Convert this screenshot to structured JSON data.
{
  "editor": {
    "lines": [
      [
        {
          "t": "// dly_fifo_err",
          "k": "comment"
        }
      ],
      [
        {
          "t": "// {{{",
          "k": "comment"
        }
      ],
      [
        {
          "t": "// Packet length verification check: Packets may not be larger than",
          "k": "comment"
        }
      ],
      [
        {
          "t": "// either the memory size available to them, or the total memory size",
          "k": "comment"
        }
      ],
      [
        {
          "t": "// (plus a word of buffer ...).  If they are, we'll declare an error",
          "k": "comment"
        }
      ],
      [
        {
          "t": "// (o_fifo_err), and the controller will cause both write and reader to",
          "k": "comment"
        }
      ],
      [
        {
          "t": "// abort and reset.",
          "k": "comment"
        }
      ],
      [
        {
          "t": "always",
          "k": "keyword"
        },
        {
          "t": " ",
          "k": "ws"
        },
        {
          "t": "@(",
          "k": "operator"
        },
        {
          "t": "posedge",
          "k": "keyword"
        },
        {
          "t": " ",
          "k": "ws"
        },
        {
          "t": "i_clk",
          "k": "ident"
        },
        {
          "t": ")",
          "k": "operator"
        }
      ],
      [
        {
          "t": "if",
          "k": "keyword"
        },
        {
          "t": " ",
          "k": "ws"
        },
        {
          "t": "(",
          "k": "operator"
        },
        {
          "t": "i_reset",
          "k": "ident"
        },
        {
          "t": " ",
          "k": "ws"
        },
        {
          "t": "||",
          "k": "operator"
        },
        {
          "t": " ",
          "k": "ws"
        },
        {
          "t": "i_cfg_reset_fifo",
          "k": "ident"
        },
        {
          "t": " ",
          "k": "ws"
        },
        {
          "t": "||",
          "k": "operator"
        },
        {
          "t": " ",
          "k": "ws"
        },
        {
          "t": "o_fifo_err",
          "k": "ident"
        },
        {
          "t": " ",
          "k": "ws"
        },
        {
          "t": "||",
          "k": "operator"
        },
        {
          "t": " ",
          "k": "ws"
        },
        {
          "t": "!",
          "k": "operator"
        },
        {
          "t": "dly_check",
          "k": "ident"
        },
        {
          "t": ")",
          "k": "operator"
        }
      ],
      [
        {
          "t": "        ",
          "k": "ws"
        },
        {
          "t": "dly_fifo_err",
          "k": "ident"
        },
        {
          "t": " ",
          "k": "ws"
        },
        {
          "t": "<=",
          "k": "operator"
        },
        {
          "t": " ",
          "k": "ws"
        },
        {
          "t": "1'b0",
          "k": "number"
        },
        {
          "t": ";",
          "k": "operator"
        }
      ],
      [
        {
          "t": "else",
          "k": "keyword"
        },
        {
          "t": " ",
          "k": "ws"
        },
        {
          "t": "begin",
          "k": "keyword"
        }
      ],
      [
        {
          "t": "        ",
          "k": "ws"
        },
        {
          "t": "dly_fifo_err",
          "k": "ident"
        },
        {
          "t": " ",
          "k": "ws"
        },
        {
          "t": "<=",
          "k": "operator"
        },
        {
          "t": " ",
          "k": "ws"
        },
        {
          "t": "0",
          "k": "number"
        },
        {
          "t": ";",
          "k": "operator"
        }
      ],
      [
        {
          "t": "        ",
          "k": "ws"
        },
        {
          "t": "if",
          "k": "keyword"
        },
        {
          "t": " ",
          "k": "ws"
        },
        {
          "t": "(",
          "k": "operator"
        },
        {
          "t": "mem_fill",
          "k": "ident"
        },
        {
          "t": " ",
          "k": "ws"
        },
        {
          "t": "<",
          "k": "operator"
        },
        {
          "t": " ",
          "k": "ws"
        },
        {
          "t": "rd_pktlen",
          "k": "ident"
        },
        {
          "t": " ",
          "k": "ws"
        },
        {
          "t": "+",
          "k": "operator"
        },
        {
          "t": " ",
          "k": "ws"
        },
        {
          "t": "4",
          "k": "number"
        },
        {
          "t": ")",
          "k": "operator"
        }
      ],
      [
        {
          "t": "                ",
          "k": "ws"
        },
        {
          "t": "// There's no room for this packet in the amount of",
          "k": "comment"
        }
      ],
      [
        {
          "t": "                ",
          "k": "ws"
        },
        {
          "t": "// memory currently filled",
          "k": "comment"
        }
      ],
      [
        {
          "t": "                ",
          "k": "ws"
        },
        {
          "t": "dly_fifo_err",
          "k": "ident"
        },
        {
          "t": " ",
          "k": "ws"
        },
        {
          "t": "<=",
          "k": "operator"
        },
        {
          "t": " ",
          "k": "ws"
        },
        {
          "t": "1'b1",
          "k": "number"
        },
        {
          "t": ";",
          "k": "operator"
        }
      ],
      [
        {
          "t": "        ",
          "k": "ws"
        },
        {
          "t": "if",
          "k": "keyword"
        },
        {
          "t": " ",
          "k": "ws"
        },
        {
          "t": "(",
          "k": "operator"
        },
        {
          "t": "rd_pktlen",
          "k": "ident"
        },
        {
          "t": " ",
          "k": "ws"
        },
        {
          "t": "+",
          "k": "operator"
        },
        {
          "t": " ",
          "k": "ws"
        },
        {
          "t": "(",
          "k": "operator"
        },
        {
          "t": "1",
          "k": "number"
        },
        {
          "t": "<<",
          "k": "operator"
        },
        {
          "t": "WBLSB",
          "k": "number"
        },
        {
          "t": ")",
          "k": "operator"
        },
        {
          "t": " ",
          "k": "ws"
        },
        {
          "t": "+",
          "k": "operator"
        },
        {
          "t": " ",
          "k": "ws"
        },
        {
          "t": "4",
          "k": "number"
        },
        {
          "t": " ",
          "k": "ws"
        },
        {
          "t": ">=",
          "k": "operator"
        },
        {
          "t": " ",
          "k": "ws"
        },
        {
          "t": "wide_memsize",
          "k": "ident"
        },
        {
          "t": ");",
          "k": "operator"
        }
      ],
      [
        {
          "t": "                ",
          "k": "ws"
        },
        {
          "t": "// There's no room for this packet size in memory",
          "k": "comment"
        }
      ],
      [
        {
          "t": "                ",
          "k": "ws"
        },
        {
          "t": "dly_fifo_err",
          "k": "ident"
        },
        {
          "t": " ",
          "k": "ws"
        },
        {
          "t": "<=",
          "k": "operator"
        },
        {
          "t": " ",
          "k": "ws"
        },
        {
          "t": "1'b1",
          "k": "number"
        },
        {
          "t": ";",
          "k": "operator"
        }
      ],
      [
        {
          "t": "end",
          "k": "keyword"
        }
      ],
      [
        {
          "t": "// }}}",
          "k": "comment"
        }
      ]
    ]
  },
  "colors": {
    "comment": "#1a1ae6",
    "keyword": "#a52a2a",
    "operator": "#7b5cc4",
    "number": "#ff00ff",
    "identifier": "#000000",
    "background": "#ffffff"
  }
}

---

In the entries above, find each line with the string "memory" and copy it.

ANSWER SECTION
          "t": "// either the memory size available to them, or the total memory size",
          "t": "// memory currently filled",
          "t": "// There's no room for this packet size in memory",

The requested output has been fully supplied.